That's the heart of a Congressional battle over labor laws which currently forbid workers and their bosses from making that choice.
It's been on the books since 1938: If you work overtime, you get overtime pay at the rate of time-and-a-half. It's illegal for your boss to give you compensating Time Off instead of money.
So-called Comp Time is preferred by many workers. And a bill working its way through Congress would finally allow employers to grant it... instead of paying for overtime. The change is supported by many employers who prefer flexibility in scheduling their workers. But it's being fought bitterly by many labor and consumer advocates who say time-and-a-half overtime pay is one of the most important worker protections there is.
Supporters of the Family Time Flexibility Act say workers will be adequately compensated for their extra hours.
Tom Bingham/Utah Manufacturers Association: "AN HOUR AND A HALF FOR EVERY HOUR THAT THEY WORK. AND IT IS A VOLUNTARY THING. AND THAT'S WHAT WE LIKE ABOUT IT. IT'S VERY FLEXIBLE, IT HAS TO BE AGREED BY BOTH THE EMPLOYER AND THE EMPLOYEE."
But critics say workers who often rely on that extra money will be subject to pressure from their bosses.

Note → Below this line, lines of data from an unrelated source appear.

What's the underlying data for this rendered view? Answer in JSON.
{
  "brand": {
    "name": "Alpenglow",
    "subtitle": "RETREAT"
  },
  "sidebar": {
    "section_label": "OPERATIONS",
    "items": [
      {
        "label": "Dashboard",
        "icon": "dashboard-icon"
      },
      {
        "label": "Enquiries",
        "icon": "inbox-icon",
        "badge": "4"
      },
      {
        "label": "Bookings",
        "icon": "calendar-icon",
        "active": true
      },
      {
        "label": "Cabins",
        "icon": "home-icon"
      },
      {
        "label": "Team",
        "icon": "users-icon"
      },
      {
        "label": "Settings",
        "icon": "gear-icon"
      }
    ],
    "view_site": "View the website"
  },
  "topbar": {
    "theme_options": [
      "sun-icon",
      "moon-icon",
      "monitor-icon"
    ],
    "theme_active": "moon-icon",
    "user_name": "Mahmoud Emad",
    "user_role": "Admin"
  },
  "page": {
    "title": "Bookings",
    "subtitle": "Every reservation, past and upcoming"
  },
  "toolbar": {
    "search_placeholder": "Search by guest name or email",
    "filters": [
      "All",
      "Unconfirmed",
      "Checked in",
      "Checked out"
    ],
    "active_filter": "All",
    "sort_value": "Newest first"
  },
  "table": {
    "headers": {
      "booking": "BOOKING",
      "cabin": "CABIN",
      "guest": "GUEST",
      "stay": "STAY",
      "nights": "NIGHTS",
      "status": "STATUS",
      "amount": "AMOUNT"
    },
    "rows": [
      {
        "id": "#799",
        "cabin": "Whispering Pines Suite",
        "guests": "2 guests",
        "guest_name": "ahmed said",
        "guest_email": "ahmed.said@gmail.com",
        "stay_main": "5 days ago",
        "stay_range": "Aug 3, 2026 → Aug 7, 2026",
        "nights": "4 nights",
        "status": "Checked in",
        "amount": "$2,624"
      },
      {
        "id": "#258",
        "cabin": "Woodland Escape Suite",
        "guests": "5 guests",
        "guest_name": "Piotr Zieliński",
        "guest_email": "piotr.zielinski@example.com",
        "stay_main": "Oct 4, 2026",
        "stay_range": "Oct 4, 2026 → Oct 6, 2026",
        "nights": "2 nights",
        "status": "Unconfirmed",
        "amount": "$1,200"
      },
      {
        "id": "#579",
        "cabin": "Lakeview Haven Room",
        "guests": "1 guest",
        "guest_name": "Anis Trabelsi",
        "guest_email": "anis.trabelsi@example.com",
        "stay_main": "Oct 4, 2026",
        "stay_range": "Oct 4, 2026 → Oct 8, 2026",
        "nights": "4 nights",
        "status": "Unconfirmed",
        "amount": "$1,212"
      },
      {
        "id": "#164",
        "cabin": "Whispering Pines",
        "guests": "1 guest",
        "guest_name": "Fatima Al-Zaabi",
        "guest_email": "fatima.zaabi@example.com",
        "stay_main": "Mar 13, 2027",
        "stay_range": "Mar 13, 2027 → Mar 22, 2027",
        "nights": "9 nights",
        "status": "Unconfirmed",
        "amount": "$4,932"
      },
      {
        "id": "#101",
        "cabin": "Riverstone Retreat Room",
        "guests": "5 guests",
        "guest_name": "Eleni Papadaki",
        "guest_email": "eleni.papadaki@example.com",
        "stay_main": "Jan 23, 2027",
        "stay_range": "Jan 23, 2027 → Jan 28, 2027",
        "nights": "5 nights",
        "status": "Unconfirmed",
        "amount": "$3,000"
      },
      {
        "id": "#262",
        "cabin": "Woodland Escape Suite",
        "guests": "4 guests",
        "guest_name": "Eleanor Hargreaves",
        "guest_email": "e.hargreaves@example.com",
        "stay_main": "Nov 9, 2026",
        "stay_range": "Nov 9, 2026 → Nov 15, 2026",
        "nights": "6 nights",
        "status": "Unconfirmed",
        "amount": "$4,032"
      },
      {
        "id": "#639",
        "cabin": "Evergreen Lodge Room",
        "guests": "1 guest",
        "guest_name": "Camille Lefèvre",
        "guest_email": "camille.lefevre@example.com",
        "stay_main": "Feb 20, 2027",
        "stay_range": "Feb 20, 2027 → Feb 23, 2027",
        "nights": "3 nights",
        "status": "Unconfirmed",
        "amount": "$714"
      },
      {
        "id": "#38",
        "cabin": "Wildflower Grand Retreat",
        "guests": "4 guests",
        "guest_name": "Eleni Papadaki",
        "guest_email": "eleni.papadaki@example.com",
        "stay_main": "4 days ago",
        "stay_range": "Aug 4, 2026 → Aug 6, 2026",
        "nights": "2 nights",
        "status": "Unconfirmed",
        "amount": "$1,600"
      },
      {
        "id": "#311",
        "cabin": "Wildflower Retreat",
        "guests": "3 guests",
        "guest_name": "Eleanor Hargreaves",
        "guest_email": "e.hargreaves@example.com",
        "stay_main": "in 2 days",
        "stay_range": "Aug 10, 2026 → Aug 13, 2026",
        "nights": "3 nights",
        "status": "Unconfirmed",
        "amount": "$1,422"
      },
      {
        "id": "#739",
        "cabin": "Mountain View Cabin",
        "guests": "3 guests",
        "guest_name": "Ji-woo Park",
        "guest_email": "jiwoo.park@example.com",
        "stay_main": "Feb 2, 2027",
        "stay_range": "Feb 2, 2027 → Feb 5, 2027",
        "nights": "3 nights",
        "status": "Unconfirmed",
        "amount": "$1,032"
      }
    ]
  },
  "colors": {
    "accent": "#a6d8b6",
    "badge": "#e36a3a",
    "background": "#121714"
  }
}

Tim Shultz/Policy Analyst, Utah Issues: "AND SO ONE OF THE THiNGS WERE AFRAID OF IS THAT EMPLOYERS WILL BE IN A POSITION OF, I DON'T WANT TO SAY "BULLYING", THAT'S PROBABLY TOO STRONG A WORD. BUT PUSHING THEIR EMPLOYEES TO ACCEPT SOMETHING THAT MAY NOT BE IN THEIR BEST INTEREST TO ACCEPT."
The bill is headed toward a vote in the House after Memorial Day.